Start of Block
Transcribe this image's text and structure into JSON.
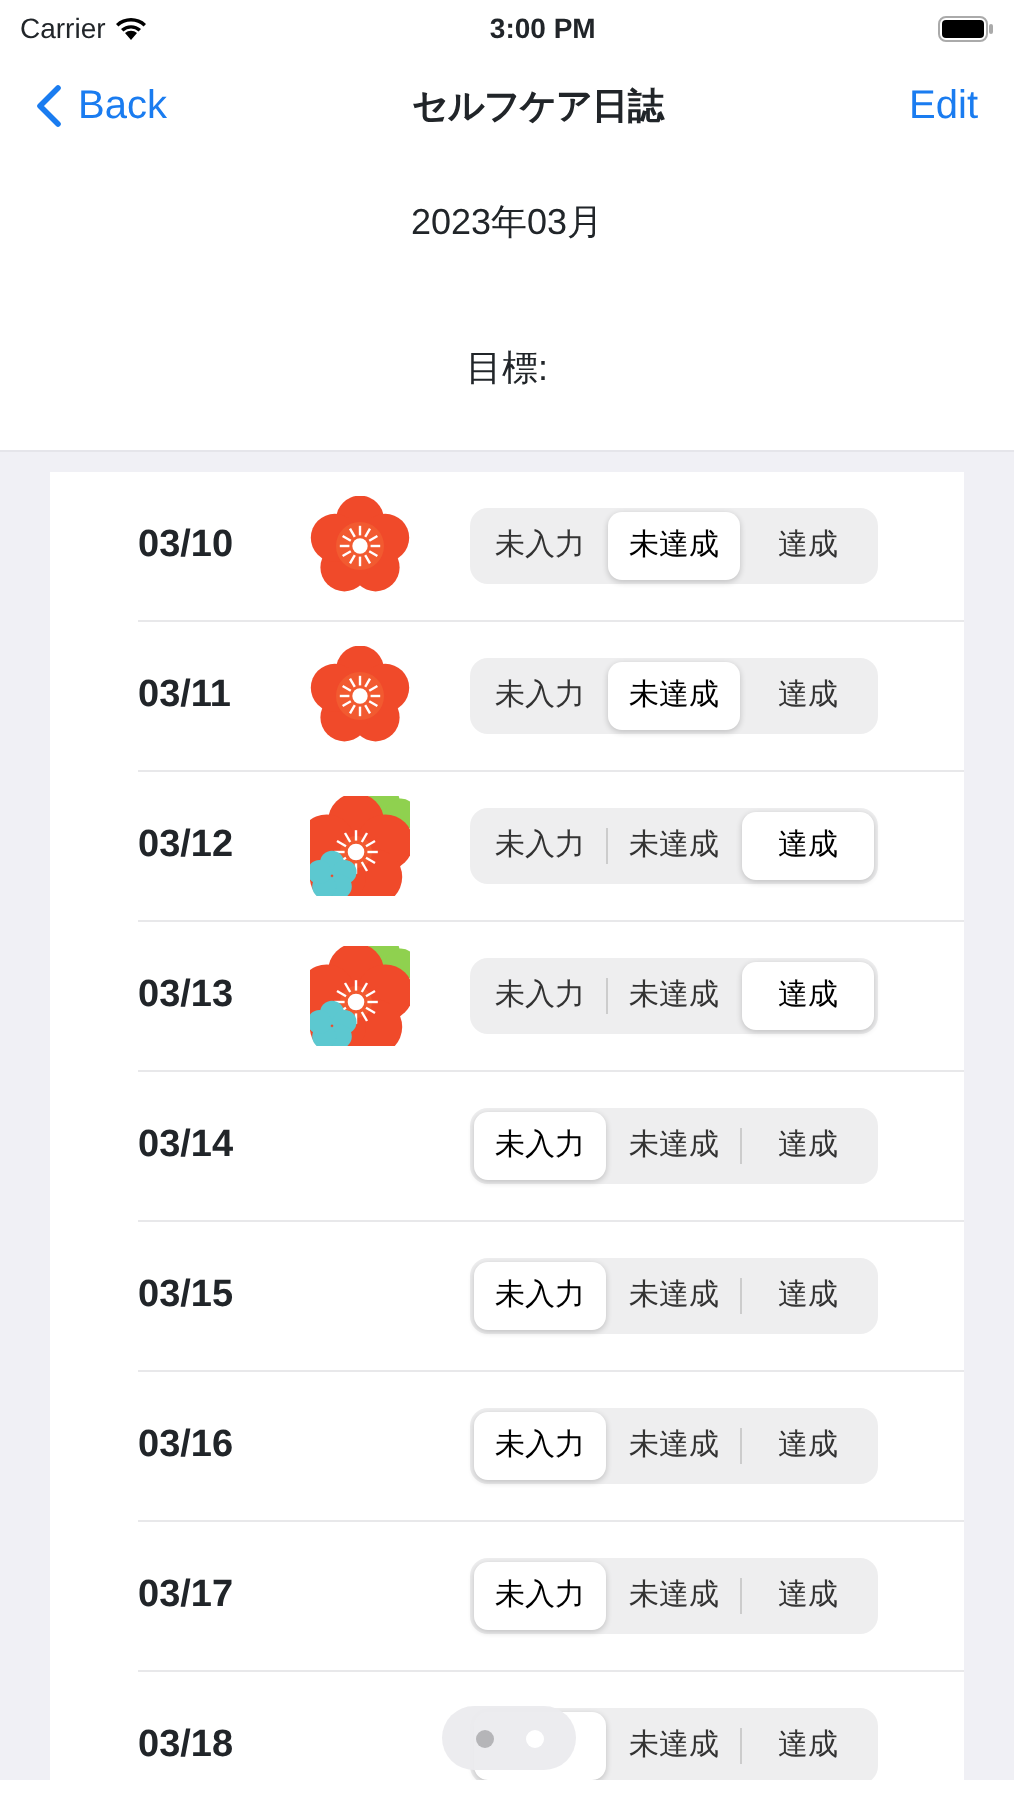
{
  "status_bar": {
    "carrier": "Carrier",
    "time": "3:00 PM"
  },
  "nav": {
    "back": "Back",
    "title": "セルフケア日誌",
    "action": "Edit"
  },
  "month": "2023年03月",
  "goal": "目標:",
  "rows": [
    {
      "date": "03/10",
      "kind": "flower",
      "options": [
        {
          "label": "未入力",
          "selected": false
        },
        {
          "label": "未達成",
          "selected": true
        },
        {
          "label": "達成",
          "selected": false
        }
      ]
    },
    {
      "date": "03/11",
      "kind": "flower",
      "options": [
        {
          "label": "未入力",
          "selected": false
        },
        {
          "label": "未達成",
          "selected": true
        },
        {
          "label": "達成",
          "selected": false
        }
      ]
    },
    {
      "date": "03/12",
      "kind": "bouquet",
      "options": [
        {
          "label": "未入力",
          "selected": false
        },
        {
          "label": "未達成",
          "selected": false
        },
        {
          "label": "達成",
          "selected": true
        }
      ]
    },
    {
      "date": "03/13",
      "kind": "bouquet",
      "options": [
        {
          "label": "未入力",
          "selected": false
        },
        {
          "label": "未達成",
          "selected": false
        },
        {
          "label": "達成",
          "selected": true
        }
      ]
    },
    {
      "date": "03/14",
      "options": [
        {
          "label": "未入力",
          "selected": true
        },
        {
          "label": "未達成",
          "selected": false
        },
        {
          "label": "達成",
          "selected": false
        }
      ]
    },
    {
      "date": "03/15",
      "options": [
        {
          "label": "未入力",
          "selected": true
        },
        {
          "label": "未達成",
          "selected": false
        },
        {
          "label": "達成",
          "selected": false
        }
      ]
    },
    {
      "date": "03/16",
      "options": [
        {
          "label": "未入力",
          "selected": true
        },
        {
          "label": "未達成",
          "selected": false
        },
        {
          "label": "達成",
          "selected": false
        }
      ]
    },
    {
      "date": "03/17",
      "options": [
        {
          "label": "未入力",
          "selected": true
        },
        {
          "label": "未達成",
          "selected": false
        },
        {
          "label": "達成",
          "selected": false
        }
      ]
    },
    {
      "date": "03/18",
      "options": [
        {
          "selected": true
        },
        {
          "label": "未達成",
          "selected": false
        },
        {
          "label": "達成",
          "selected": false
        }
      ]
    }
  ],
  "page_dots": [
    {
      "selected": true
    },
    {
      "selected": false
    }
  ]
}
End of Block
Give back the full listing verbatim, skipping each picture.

Transcribe this image's text and structure into JSON.
{
  "status_bar": {
    "carrier": "Carrier",
    "time": "3:00 PM"
  },
  "nav": {
    "back": "Back",
    "title": "セルフケア日誌",
    "action": "Edit"
  },
  "month": "2023年03月",
  "goal": "目標:",
  "rows": [
    {
      "date": "03/10",
      "kind": "flower",
      "options": [
        {
          "label": "未入力",
          "selected": false
        },
        {
          "label": "未達成",
          "selected": true
        },
        {
          "label": "達成",
          "selected": false
        }
      ]
    },
    {
      "date": "03/11",
      "kind": "flower",
      "options": [
        {
          "label": "未入力",
          "selected": false
        },
        {
          "label": "未達成",
          "selected": true
        },
        {
          "label": "達成",
          "selected": false
        }
      ]
    },
    {
      "date": "03/12",
      "kind": "bouquet",
      "options": [
        {
          "label": "未入力",
          "selected": false
        },
        {
          "label": "未達成",
          "selected": false
        },
        {
          "label": "達成",
          "selected": true
        }
      ]
    },
    {
      "date": "03/13",
      "kind": "bouquet",
      "options": [
        {
          "label": "未入力",
          "selected": false
        },
        {
          "label": "未達成",
          "selected": false
        },
        {
          "label": "達成",
          "selected": true
        }
      ]
    },
    {
      "date": "03/14",
      "options": [
        {
          "label": "未入力",
          "selected": true
        },
        {
          "label": "未達成",
          "selected": false
        },
        {
          "label": "達成",
          "selected": false
        }
      ]
    },
    {
      "date": "03/15",
      "options": [
        {
          "label": "未入力",
          "selected": true
        },
        {
          "label": "未達成",
          "selected": false
        },
        {
          "label": "達成",
          "selected": false
        }
      ]
    },
    {
      "date": "03/16",
      "options": [
        {
          "label": "未入力",
          "selected": true
        },
        {
          "label": "未達成",
          "selected": false
        },
        {
          "label": "達成",
          "selected": false
        }
      ]
    },
    {
      "date": "03/17",
      "options": [
        {
          "label": "未入力",
          "selected": true
        },
        {
          "label": "未達成",
          "selected": false
        },
        {
          "label": "達成",
          "selected": false
        }
      ]
    },
    {
      "date": "03/18",
      "options": [
        {
          "selected": true
        },
        {
          "label": "未達成",
          "selected": false
        },
        {
          "label": "達成",
          "selected": false
        }
      ]
    }
  ],
  "page_dots": [
    {
      "selected": true
    },
    {
      "selected": false
    }
  ]
}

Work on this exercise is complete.